Thoracic Outlet Syndrome
What is thoracic outlet syndrome (TOS)?
TOS is the name given to a group of symptoms caused when the nerves or blood vessels that travel between the collarbone and the first rib get compressed. The symptoms experienced will depend on if it is a nerve, vein or artery that is involved.
The first rib, collarbone and scalene muscles form a triangle in the neck. Sometimes, there is not enough space for the nerves and blood vessels to travel through this space freely. This can be due to a number of reasons including: an extra rib, trauma, poor posture, repetitive injuries and pregnancy.
Symptoms of TOS:
Neurogenic TOS (nerve compression) is the most common form of TOS (85%) and can present with the following symptoms:
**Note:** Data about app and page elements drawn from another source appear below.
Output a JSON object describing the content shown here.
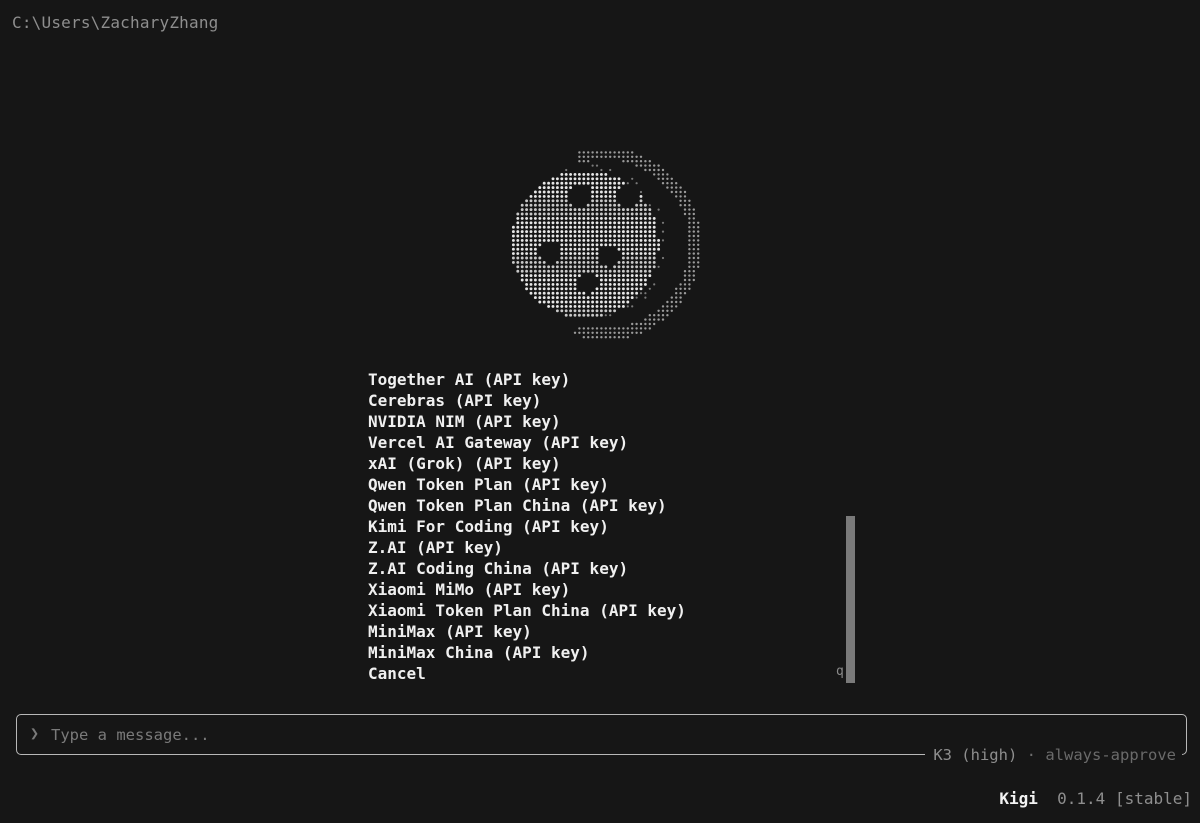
{
  "cwd": "C:\\Users\\ZacharyZhang",
  "logo": {
    "icon": "dotted-moon-face-icon"
  },
  "menu": {
    "items": [
      "Together AI (API key)",
      "Cerebras (API key)",
      "NVIDIA NIM (API key)",
      "Vercel AI Gateway (API key)",
      "xAI (Grok) (API key)",
      "Qwen Token Plan (API key)",
      "Qwen Token Plan China (API key)",
      "Kimi For Coding (API key)",
      "Z.AI (API key)",
      "Z.AI Coding China (API key)",
      "Xiaomi MiMo (API key)",
      "Xiaomi Token Plan China (API key)",
      "MiniMax (API key)",
      "MiniMax China (API key)",
      "Cancel"
    ],
    "scroll_hint": "q"
  },
  "input": {
    "chevron": "❯",
    "placeholder": "Type a message..."
  },
  "status": {
    "model": "K3 (high)",
    "separator": "·",
    "mode": "always-approve"
  },
  "footer": {
    "app_name": "Kigi",
    "version": "0.1.4 [stable]"
  },
  "colors": {
    "background": "#161616",
    "text": "#f0f0f0",
    "muted": "#8e8e8e",
    "border": "#b8b8b8"
  }
}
- Muscle wasting in the fleshy base of the thumb (Gilliatt-Sumner hand)
- Numbness or tingling in the arm or fingers
- Pain or aches in the neck, shoulder or hand
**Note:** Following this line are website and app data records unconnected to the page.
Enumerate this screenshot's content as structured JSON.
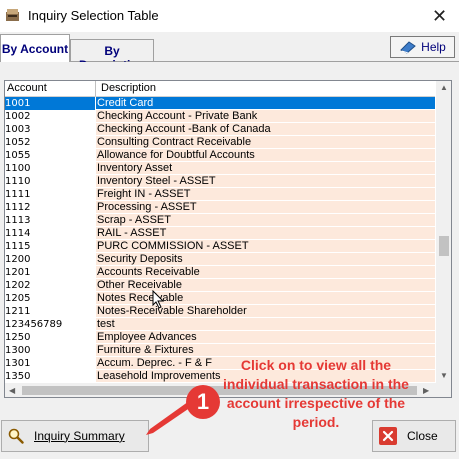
{
  "window": {
    "title": "Inquiry Selection Table"
  },
  "tabs": [
    {
      "label": "By Account",
      "active": true
    },
    {
      "label": "By Description",
      "active": false
    }
  ],
  "help": {
    "label": "Help",
    "icon": "book-icon"
  },
  "table": {
    "columns": [
      "Account",
      "Description"
    ],
    "selected_account": "1001",
    "rows": [
      {
        "account": "1001",
        "description": "Credit Card"
      },
      {
        "account": "1002",
        "description": "Checking Account - Private Bank"
      },
      {
        "account": "1003",
        "description": "Checking Account -Bank of Canada"
      },
      {
        "account": "1052",
        "description": "Consulting Contract Receivable"
      },
      {
        "account": "1055",
        "description": "Allowance for Doubtful Accounts"
      },
      {
        "account": "1100",
        "description": "Inventory Asset"
      },
      {
        "account": "1110",
        "description": "Inventory Steel - ASSET"
      },
      {
        "account": "1111",
        "description": "Freight IN - ASSET"
      },
      {
        "account": "1112",
        "description": "Processing - ASSET"
      },
      {
        "account": "1113",
        "description": "Scrap - ASSET"
      },
      {
        "account": "1114",
        "description": "RAIL - ASSET"
      },
      {
        "account": "1115",
        "description": "PURC COMMISSION - ASSET"
      },
      {
        "account": "1200",
        "description": "Security Deposits"
      },
      {
        "account": "1201",
        "description": "Accounts Receivable"
      },
      {
        "account": "1202",
        "description": "Other Receivable"
      },
      {
        "account": "1205",
        "description": "Notes Receivable"
      },
      {
        "account": "1211",
        "description": "Notes-Receivable Shareholder"
      },
      {
        "account": "123456789",
        "description": "test"
      },
      {
        "account": "1250",
        "description": "Employee Advances"
      },
      {
        "account": "1300",
        "description": "Furniture & Fixtures"
      },
      {
        "account": "1301",
        "description": "Accum. Deprec. - F & F"
      },
      {
        "account": "1350",
        "description": "Leasehold Improvements"
      }
    ]
  },
  "buttons": {
    "inquiry_summary": {
      "label": "Inquiry Summary",
      "icon": "magnifier-icon"
    },
    "close": {
      "label": "Close",
      "icon": "close-x-icon"
    }
  },
  "annotation": {
    "badge": "1",
    "text": "Click on to view all the individual transaction in the account irrespective of the period.",
    "color": "#e53935"
  },
  "colors": {
    "selection": "#0078d7",
    "row_tint": "#fde9dc",
    "tab_text": "#00007a"
  }
}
- Weakening grip
Venous TOS (vein compression) accounts for around 10% of TOS and can present with:
- Sudden swelling of the entire arm
- Bluish discoloration of the arm
- Heaviness of the arm
- Arm pain
Arterial TOS (artery compression) is the rarest form of TOS (5%) and can present with:
- Sudden onset of hand pain and weakness
- Numbness and tingling in the hand or fingers
- Cold and pale fingers
- Chronic arm fatigue
- Arm pain during activity (claudication)
- Non-healing wounds or ulcerations in the fingers
If TOS is suspected based on symptoms and a physical examination, further investigation will be done to confirm if TOS is the cause.
This can include: Xray, ultrasound scan, CT scan with dye to look at vessels, MRI, angiogram/venogram.
Your GP or surgeon will be able to advise which of these investigations is necessary
Treatment of TOS:
In some cases, there are non-surgical options for treatment of TOS, such as physiotherapy and medications. If this approach is not successful, or if your particular condition is not suitable for non-surgical management, there are surgical treatment options that we offer at VCC.
First Rib Resection:
This is the mainstay of surgical management for all types of TOS. This serves to remove one side of the ‘triangle’ that is compressing the nerves or vessels, allowing them to pass freely through the neck. This is done under general anaesthetic, by making an incision above or below the collarbone. You can expect to spend 2-3 nights in hospital following this procedure and have approximately 2 weeks off work.
Occasionally, an additional procedure may be required at the same time as a first rib resection. Your surgeon will discuss this with you if it is needed for you.